Keep improving telemedicine and distance learning | Guest View
Last updated 7/2/2020 at 9:56am
As America’s iconic newsman Edward R. Murrow proclaimed, “There’s no substitute for face-to-face communication.” That said, the current pandemic has forced us to rely on the next best thing: communication and service delivery via the internet.
Remote services for medical checkups and education have for years benefited people living in remote locations, those who lack access to transportation, are too frail or vulnerable to participate in-person, or are in institutions such as prisons or the military. Online shopping has expanded and improved daily.
There will be future disruptions to face-to-face contact. Earthquakes, more pandemics, nuclear fallout. The list goes on. Assuming the power grid and internet survive future disasters, we will once again rely on remote systems while sheltering in our homes.
In my recent experience, neither telemedicine nor distance education worked smoothly at first. My first telemedicine checkup started 45 minutes late, both on my end and my doctor’s.
Though my doctor didn’t request it, I gave him my blood pressure.
With distance education, our two grandkids’ teachers in Edmonds scrambled to find materials that lent themselves to on-screen communications. Their first few sessions were uneven, and it was hard to navigate among the work assignments, and I was not used to the computer being used.
These areas improved over time. Some teachers offered virtual daily class meetings; others met weekly, with short daily tutoring sessions in math.
Some suggestions for improvements:
Using the technology has to be easy! Online sessions, by their nature, are usually time-limited. Like rocket launches, they have work right when you flip the switch. Are the service providers – medical and educational – fluent and comfortable with computers? Is technical support readily available to them and the end users?
What about language and cultural barriers? Do the service recipients speak English? Is real-time translation service available? Can a social worker be of use?
On a basic level, the technology should ensure clear graphics, use of multiple images simultaneously, and avoid time lags in speech. Do the recipients have functional computers and internet service? Are all the clients using Wi-Fi?

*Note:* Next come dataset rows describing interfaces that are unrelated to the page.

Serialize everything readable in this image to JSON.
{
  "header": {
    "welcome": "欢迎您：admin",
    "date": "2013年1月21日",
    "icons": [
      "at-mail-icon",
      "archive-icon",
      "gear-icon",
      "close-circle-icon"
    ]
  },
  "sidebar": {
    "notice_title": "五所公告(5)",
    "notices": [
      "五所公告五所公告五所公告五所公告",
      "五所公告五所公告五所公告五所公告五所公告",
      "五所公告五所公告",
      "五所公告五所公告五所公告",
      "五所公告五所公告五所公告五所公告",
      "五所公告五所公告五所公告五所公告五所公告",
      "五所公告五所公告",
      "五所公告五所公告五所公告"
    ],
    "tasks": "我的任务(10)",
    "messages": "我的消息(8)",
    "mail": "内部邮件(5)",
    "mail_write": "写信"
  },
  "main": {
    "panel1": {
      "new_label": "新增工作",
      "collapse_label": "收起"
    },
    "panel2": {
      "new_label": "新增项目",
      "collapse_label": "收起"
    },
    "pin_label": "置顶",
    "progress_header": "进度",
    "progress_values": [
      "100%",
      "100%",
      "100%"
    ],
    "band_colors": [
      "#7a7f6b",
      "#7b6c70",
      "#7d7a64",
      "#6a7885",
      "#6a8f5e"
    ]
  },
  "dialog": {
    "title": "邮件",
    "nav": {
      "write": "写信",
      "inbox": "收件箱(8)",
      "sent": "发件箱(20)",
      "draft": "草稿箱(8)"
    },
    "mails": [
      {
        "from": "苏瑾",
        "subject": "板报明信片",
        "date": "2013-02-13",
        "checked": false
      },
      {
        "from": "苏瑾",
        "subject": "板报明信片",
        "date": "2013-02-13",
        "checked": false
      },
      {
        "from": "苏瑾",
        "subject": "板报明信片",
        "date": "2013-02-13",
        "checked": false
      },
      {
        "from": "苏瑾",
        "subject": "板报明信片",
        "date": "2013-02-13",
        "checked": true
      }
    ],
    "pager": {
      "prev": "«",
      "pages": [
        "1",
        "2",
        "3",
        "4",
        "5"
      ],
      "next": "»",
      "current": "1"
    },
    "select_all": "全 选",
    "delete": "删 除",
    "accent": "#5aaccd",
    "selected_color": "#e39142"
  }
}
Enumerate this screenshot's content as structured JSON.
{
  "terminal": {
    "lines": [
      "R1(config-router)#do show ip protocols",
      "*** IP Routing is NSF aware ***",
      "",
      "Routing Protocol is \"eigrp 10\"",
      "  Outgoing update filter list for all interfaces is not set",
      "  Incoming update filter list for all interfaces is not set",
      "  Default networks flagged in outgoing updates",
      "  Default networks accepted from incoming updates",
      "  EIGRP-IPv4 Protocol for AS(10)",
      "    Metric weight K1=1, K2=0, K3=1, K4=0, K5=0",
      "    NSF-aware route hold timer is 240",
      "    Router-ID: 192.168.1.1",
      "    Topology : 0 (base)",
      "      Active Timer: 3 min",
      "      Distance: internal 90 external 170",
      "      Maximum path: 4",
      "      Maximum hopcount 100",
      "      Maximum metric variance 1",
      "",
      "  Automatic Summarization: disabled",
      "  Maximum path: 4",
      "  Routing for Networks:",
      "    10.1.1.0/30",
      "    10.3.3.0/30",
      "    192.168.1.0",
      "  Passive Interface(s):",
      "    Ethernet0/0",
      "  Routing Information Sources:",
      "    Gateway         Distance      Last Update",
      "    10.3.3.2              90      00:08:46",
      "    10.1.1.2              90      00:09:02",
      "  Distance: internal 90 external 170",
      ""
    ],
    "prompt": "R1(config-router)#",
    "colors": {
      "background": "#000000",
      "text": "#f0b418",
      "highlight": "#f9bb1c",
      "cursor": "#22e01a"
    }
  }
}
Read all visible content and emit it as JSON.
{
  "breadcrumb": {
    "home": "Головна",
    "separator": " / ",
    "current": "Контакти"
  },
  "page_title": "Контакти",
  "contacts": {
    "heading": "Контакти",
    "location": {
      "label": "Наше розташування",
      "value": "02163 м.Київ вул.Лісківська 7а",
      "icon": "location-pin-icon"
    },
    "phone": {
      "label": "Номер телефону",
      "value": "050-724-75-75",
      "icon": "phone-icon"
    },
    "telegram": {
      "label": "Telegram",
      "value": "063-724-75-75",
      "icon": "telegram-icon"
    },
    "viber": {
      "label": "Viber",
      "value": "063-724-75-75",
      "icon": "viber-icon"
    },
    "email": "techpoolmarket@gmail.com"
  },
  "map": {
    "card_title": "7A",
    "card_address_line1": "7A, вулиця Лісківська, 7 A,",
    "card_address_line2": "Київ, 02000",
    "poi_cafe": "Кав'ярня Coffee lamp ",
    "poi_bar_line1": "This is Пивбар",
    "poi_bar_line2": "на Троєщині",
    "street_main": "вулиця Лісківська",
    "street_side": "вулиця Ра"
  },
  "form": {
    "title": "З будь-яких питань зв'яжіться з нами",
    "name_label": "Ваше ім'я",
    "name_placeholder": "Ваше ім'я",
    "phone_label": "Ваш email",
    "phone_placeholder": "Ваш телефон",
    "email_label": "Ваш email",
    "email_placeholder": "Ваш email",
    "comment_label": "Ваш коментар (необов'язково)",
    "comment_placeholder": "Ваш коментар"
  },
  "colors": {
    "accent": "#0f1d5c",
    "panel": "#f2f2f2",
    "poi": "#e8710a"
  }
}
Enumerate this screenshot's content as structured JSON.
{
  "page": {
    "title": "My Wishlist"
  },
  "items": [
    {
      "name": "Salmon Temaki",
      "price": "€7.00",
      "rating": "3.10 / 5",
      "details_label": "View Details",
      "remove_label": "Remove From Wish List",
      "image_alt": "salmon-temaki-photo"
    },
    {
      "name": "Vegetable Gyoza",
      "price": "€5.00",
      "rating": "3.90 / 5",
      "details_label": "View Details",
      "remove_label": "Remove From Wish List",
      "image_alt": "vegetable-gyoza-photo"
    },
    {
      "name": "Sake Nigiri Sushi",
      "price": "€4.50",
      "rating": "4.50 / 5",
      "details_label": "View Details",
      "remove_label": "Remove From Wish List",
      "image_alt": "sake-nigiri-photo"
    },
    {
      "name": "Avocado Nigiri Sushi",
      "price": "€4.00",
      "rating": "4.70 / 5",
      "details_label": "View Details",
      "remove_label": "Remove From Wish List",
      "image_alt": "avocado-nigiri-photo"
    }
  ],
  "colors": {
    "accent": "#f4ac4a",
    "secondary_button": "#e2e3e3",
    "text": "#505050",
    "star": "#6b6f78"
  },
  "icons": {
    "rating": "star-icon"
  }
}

Some Edmonds schools loaned inexpensive laptops to students. All school districts should do the same. Could medical clinics loan basic laptops to patients, possibly underwritten by Medicare, Medicaid or private insurance?
Future systems in both telemedicine and distance education must be flexible enough to address the needs of each individual. Health-care providers and schools should seek input from all who have been on the front lines, including students.
Schools should actively seek out and speak with single parents and parents of multiple children who juggled work with their children’s distance learning, and – especially – interview families who have been left out entirely.
In telemedicine, the Centers for Medicare and Medicaid (CMS) and insurance companies must pay medical practitioners for on-screen visits, not just face-to-face as in the past. State governments and medical groups must consistently legalize the practice of medicine across state lines.
To make telemedicine more comprehensive, patients at home could use inexpensive kits to measure blood pressure, temperature, blood oxygen saturation, blood sugar, and weight. A more advanced kit could include body sensors to take and transmit measurements in real time to physicians.
Urine and other samples could be taken and analyzed at home or delivered to clinics.
In distance education, there should be a computer screen or direct phone line to a teacher’s aide, who can help with technical questions and assist students who need it.
All material, whether hand-drawn or created on the home computer, should be easily uploaded. Students and parents should be able to track what has been submitted by the student and know what remains to be turned in.
Clear and consistent goals and objectives must be developed for online learning, with testing and grading. An added feature might be small-group breakaways for students to do team projects and socialize. Zoom and other private companies will hopefully add features giving online learning added appeal.
As users, please give constructive feedback to your medical providers about telemedicine and to schools about remote education. Above all else, urge elected officials to provide ongoing, reliable funding for further perfection of these systems.
While we’re at it, let’s push for fortifying the power grid and the internet system. Not just our sanity, but our lives, will depend on them!
Cliff Sanderlin wrote grants for telemedicine at the University of Washington School of Medicine and distance learning grants for school districts and a community college. He directed foundation relations at Fred Hutchinson Cancer Research Center. Now retired, he lives in Edmonds with his wife, one adult son and two grandchildren.